The task:
Nothing may be left out, so copy every entry exactly.

Interface dataset entries
┌──

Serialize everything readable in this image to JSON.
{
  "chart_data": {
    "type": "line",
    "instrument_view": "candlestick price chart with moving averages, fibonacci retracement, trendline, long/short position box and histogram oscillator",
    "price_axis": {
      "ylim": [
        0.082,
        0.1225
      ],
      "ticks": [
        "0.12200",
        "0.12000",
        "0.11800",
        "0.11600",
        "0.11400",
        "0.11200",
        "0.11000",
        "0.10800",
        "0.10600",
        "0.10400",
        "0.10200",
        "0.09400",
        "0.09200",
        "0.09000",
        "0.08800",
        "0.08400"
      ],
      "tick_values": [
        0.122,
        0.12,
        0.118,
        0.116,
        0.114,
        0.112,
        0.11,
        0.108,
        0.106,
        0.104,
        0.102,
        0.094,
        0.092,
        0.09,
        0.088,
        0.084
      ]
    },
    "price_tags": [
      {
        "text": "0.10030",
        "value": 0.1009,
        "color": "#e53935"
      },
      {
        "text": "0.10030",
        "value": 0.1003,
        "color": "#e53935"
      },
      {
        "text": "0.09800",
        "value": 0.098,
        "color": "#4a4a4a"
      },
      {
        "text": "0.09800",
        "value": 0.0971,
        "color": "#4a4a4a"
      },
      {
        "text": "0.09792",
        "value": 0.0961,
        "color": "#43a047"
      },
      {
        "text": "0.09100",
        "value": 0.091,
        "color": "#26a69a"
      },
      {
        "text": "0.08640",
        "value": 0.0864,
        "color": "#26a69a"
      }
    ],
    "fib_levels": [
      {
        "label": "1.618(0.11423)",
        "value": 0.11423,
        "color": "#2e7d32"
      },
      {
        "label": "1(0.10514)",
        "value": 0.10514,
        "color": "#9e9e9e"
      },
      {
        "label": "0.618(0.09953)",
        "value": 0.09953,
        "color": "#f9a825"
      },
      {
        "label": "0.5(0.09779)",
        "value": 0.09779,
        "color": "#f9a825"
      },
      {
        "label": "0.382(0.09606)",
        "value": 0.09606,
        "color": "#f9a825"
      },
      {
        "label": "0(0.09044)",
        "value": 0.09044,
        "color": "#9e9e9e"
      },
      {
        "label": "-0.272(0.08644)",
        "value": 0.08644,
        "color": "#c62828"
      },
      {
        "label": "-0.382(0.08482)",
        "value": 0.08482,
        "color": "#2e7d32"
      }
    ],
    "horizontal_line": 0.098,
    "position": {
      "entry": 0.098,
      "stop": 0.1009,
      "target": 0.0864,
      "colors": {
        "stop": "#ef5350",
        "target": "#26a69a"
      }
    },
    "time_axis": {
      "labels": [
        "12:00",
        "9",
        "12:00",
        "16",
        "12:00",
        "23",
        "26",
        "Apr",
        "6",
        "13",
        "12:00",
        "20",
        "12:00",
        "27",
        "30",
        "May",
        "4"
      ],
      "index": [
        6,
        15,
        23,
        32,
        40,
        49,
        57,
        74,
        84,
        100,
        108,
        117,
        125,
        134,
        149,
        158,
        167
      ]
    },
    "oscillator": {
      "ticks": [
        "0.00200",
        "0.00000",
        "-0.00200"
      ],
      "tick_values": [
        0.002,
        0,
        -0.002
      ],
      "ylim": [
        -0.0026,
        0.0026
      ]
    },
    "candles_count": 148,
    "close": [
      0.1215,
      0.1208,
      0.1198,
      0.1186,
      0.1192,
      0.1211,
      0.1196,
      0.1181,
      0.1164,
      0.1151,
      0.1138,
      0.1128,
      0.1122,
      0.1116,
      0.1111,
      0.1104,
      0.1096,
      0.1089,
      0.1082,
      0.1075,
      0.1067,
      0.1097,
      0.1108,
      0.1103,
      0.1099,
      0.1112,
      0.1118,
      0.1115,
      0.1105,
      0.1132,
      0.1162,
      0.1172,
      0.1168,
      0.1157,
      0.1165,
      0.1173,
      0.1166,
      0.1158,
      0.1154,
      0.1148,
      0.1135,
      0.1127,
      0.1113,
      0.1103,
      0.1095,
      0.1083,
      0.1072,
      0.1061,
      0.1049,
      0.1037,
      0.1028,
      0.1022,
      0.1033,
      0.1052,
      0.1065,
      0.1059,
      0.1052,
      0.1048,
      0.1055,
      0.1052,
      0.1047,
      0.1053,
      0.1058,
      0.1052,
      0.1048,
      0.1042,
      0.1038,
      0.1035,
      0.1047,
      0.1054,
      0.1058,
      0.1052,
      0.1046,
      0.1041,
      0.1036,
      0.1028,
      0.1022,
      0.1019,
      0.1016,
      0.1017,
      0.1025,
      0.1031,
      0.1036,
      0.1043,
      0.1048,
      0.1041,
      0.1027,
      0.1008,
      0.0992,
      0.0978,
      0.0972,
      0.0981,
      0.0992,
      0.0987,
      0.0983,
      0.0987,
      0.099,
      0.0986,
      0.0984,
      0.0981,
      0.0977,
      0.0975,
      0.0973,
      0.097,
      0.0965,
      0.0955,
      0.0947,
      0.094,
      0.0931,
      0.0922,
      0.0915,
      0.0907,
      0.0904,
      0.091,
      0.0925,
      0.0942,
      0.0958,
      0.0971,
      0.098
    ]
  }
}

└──

Your solution:
Serialize everything readable in this image to JSON.
{
  "chart_data": {
    "type": "line",
    "instrument_view": "candlestick price chart with moving averages, fibonacci retracement, trendline, long/short position box and histogram oscillator",
    "price_axis": {
      "ylim": [
        0.082,
        0.1225
      ],
      "ticks": [
        "0.12200",
        "0.12000",
        "0.11800",
        "0.11600",
        "0.11400",
        "0.11200",
        "0.11000",
        "0.10800",
        "0.10600",
        "0.10400",
        "0.10200",
        "0.09400",
        "0.09200",
        "0.09000",
        "0.08800",
        "0.08400"
      ],
      "tick_values": [
        0.122,
        0.12,
        0.118,
        0.116,
        0.114,
        0.112,
        0.11,
        0.108,
        0.106,
        0.104,
        0.102,
        0.094,
        0.092,
        0.09,
        0.088,
        0.084
      ]
    },
    "price_tags": [
      {
        "text": "0.10030",
        "value": 0.1009,
        "color": "#e53935"
      },
      {
        "text": "0.10030",
        "value": 0.1003,
        "color": "#e53935"
      },
      {
        "text": "0.09800",
        "value": 0.098,
        "color": "#4a4a4a"
      },
      {
        "text": "0.09800",
        "value": 0.0971,
        "color": "#4a4a4a"
      },
      {
        "text": "0.09792",
        "value": 0.0961,
        "color": "#43a047"
      },
      {
        "text": "0.09100",
        "value": 0.091,
        "color": "#26a69a"
      },
      {
        "text": "0.08640",
        "value": 0.0864,
        "color": "#26a69a"
      }
    ],
    "fib_levels": [
      {
        "label": "1.618(0.11423)",
        "value": 0.11423,
        "color": "#2e7d32"
      },
      {
        "label": "1(0.10514)",
        "value": 0.10514,
        "color": "#9e9e9e"
      },
      {
        "label": "0.618(0.09953)",
        "value": 0.09953,
        "color": "#f9a825"
      },
      {
        "label": "0.5(0.09779)",
        "value": 0.09779,
        "color": "#f9a825"
      },
      {
        "label": "0.382(0.09606)",
        "value": 0.09606,
        "color": "#f9a825"
      },
      {
        "label": "0(0.09044)",
        "value": 0.09044,
        "color": "#9e9e9e"
      },
      {
        "label": "-0.272(0.08644)",
        "value": 0.08644,
        "color": "#c62828"
      },
      {
        "label": "-0.382(0.08482)",
        "value": 0.08482,
        "color": "#2e7d32"
      }
    ],
    "horizontal_line": 0.098,
    "position": {
      "entry": 0.098,
      "stop": 0.1009,
      "target": 0.0864,
      "colors": {
        "stop": "#ef5350",
        "target": "#26a69a"
      }
    },
    "time_axis": {
      "labels": [
        "12:00",
        "9",
        "12:00",
        "16",
        "12:00",
        "23",
        "26",
        "Apr",
        "6",
        "13",
        "12:00",
        "20",
        "12:00",
        "27",
        "30",
        "May",
        "4"
      ],
      "index": [
        6,
        15,
        23,
        32,
        40,
        49,
        57,
        74,
        84,
        100,
        108,
        117,
        125,
        134,
        149,
        158,
        167
      ]
    },
    "oscillator": {
      "ticks": [
        "0.00200",
        "0.00000",
        "-0.00200"
      ],
      "tick_values": [
        0.002,
        0,
        -0.002
      ],
      "ylim": [
        -0.0026,
        0.0026
      ]
    },
    "candles_count": 148,
    "close": [
      0.1215,
      0.1208,
      0.1198,
      0.1186,
      0.1192,
      0.1211,
      0.1196,
      0.1181,
      0.1164,
      0.1151,
      0.1138,
      0.1128,
      0.1122,
      0.1116,
      0.1111,
      0.1104,
      0.1096,
      0.1089,
      0.1082,
      0.1075,
      0.1067,
      0.1097,
      0.1108,
      0.1103,
      0.1099,
      0.1112,
      0.1118,
      0.1115,
      0.1105,
      0.1132,
      0.1162,
      0.1172,
      0.1168,
      0.1157,
      0.1165,
      0.1173,
      0.1166,
      0.1158,
      0.1154,
      0.1148,
      0.1135,
      0.1127,
      0.1113,
      0.1103,
      0.1095,
      0.1083,
      0.1072,
      0.1061,
      0.1049,
      0.1037,
      0.1028,
      0.1022,
      0.1033,
      0.1052,
      0.1065,
      0.1059,
      0.1052,
      0.1048,
      0.1055,
      0.1052,
      0.1047,
      0.1053,
      0.1058,
      0.1052,
      0.1048,
      0.1042,
      0.1038,
      0.1035,
      0.1047,
      0.1054,
      0.1058,
      0.1052,
      0.1046,
      0.1041,
      0.1036,
      0.1028,
      0.1022,
      0.1019,
      0.1016,
      0.1017,
      0.1025,
      0.1031,
      0.1036,
      0.1043,
      0.1048,
      0.1041,
      0.1027,
      0.1008,
      0.0992,
      0.0978,
      0.0972,
      0.0981,
      0.0992,
      0.0987,
      0.0983,
      0.0987,
      0.099,
      0.0986,
      0.0984,
      0.0981,
      0.0977,
      0.0975,
      0.0973,
      0.097,
      0.0965,
      0.0955,
      0.0947,
      0.094,
      0.0931,
      0.0922,
      0.0915,
      0.0907,
      0.0904,
      0.091,
      0.0925,
      0.0942,
      0.0958,
      0.0971,
      0.098
    ]
  }
}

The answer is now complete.